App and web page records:
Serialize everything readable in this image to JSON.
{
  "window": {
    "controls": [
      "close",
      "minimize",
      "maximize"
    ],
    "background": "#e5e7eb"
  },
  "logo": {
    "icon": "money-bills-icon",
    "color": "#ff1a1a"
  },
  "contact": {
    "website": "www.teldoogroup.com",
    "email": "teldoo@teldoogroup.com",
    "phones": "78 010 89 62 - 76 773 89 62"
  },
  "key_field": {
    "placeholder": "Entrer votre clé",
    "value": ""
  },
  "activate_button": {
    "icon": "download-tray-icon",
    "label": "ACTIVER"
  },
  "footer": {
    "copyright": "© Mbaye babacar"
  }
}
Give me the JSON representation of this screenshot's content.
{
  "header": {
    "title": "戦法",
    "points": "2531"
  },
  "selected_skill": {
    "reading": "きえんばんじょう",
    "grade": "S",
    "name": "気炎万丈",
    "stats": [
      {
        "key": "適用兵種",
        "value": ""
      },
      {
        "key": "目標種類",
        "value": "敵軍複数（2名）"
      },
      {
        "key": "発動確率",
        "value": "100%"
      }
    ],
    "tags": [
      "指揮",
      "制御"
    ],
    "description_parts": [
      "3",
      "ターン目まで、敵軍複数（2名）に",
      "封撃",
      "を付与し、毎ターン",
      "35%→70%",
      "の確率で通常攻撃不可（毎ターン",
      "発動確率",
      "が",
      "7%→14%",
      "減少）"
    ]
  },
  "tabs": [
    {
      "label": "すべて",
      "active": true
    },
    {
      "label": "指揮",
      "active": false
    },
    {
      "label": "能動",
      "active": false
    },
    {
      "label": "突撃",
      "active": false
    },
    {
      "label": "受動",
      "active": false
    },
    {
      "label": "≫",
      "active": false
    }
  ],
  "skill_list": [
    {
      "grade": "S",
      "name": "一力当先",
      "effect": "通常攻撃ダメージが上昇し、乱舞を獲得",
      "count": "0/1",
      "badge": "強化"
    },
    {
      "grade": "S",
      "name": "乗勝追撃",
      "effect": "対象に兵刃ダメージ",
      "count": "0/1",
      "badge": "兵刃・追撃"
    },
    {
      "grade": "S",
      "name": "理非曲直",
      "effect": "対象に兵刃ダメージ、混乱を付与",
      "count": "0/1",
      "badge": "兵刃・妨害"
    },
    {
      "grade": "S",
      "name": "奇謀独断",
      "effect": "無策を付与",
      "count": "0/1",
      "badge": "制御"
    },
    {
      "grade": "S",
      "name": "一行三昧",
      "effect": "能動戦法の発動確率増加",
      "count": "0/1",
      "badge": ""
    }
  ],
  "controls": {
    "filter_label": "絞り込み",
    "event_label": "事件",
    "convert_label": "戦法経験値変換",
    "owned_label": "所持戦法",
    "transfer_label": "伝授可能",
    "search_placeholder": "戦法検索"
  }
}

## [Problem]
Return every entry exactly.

## [Answer area]
Serialize everything readable in this image to JSON.
{
  "window": {
    "controls": [
      "close",
      "minimize",
      "maximize"
    ],
    "background": "#e5e7eb"
  },
  "logo": {
    "icon": "money-bills-icon",
    "color": "#ff1a1a"
  },
  "contact": {
    "website": "www.teldoogroup.com",
    "email": "teldoo@teldoogroup.com",
    "phones": "78 010 89 62 - 76 773 89 62"
  },
  "key_field": {
    "placeholder": "Entrer votre clé",
    "value": ""
  },
  "activate_button": {
    "icon": "download-tray-icon",
    "label": "ACTIVER"
  },
  "footer": {
    "copyright": "© Mbaye babacar"
  }
}
Give me the JSON representation of this screenshot's content.
{
  "header": {
    "title": "戦法",
    "points": "2531"
  },
  "selected_skill": {
    "reading": "きえんばんじょう",
    "grade": "S",
    "name": "気炎万丈",
    "stats": [
      {
        "key": "適用兵種",
        "value": ""
      },
      {
        "key": "目標種類",
        "value": "敵軍複数（2名）"
      },
      {
        "key": "発動確率",
        "value": "100%"
      }
    ],
    "tags": [
      "指揮",
      "制御"
    ],
    "description_parts": [
      "3",
      "ターン目まで、敵軍複数（2名）に",
      "封撃",
      "を付与し、毎ターン",
      "35%→70%",
      "の確率で通常攻撃不可（毎ターン",
      "発動確率",
      "が",
      "7%→14%",
      "減少）"
    ]
  },
  "tabs": [
    {
      "label": "すべて",
      "active": true
    },
    {
      "label": "指揮",
      "active": false
    },
    {
      "label": "能動",
      "active": false
    },
    {
      "label": "突撃",
      "active": false
    },
    {
      "label": "受動",
      "active": false
    },
    {
      "label": "≫",
      "active": false
    }
  ],
  "skill_list": [
    {
      "grade": "S",
      "name": "一力当先",
      "effect": "通常攻撃ダメージが上昇し、乱舞を獲得",
      "count": "0/1",
      "badge": "強化"
    },
    {
      "grade": "S",
      "name": "乗勝追撃",
      "effect": "対象に兵刃ダメージ",
      "count": "0/1",
      "badge": "兵刃・追撃"
    },
    {
      "grade": "S",
      "name": "理非曲直",
      "effect": "対象に兵刃ダメージ、混乱を付与",
      "count": "0/1",
      "badge": "兵刃・妨害"
    },
    {
      "grade": "S",
      "name": "奇謀独断",
      "effect": "無策を付与",
      "count": "0/1",
      "badge": "制御"
    },
    {
      "grade": "S",
      "name": "一行三昧",
      "effect": "能動戦法の発動確率増加",
      "count": "0/1",
      "badge": ""
    }
  ],
  "controls": {
    "filter_label": "絞り込み",
    "event_label": "事件",
    "convert_label": "戦法経験値変換",
    "owned_label": "所持戦法",
    "transfer_label": "伝授可能",
    "search_placeholder": "戦法検索"
  }
}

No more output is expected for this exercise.